Against this background, the UN Special Rapporteurs on the situation of human rights defenders and on the situation of human rights in Myanmar have expressed utmost concern about the situation of human rights defenders. They noted that women have played a leading role in the protest and civil disobedience movement since the coup and expressed particular concern for the situation of women human rights defenders who, they noted, could face torture and sexual violence in prison, with no medical care provided.
RAW in WAR wishes to highlight their finding that the women human rights defenders come from different ethnic groups in various areas of the country and that “Their bravery in continuing to speak out against the human rights violations being perpetrated by the military against the country’s population, coming as it does in the face of threats of gender-based violence and massive risks for their safety, is astonishing.”
On receiving the Anna Politkovskaya Award, Fawzia Koofi will join a group of remarkable women human rights defenders who received the Anna Politkovskaya Award in the past, including Radhya Almutawakel (2020), Alex Crawford (2019), Binalakshmi Nepram (2018) and Svetlana Alexievich (2018), Gulalai Ismail (2017) and Gauri Lankesh (2017), Jineth Bedoya Lima (2016) and Valentina Cherevatenko (2016), Kholoud Waleed (2015), Vian Dakhil (2014), Malala Yousafzai (2013), Marie Colvin (2012), Razan Zaitouneh (2011), Dr. Halima Bashir (2010), Leila Alikarami on behalf of the One Million Signatures Campaign for Equality in Iran (2009), Malalai Joya (2008) and Natalia Estemirova (2007).
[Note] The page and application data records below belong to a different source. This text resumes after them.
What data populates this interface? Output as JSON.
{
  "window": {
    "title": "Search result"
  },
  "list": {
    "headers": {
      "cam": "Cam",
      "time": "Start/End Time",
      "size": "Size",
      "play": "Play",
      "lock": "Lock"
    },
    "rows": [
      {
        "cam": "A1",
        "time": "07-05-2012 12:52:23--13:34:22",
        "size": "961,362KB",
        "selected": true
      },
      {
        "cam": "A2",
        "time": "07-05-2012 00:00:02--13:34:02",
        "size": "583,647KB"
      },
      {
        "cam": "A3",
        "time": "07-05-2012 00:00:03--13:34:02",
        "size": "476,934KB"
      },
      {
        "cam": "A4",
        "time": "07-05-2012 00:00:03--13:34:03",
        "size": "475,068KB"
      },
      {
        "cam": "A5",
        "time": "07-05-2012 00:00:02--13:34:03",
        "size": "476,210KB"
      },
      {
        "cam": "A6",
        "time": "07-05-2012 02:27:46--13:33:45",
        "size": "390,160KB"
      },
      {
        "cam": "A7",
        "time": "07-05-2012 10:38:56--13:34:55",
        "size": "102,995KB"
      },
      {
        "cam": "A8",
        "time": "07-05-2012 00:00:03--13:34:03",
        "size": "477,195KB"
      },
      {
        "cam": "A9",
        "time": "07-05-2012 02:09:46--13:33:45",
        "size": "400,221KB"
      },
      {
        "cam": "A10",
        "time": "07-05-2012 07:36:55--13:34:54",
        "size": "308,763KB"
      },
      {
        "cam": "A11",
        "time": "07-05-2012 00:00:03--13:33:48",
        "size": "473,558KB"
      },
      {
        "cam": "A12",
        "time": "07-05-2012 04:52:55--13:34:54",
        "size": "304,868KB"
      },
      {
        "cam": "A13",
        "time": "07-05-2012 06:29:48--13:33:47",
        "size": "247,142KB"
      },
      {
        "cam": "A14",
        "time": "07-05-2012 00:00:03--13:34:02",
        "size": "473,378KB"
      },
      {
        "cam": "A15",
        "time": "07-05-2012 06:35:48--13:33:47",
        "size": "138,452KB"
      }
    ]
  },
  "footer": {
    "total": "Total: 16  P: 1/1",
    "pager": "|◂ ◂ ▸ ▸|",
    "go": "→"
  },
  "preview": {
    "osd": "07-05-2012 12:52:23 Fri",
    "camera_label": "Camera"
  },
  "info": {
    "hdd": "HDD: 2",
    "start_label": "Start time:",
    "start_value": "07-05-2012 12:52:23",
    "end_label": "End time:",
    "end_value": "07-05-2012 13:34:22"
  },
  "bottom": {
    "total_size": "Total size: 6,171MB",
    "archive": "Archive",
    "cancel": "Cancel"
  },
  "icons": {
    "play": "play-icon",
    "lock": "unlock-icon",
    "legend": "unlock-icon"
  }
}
The award will be presented to the winner in March 2022 in London at RAW in WAR’s ‘Refusing to be Silenced’ event, part of the 2022 Women of the World (WOW) Festival.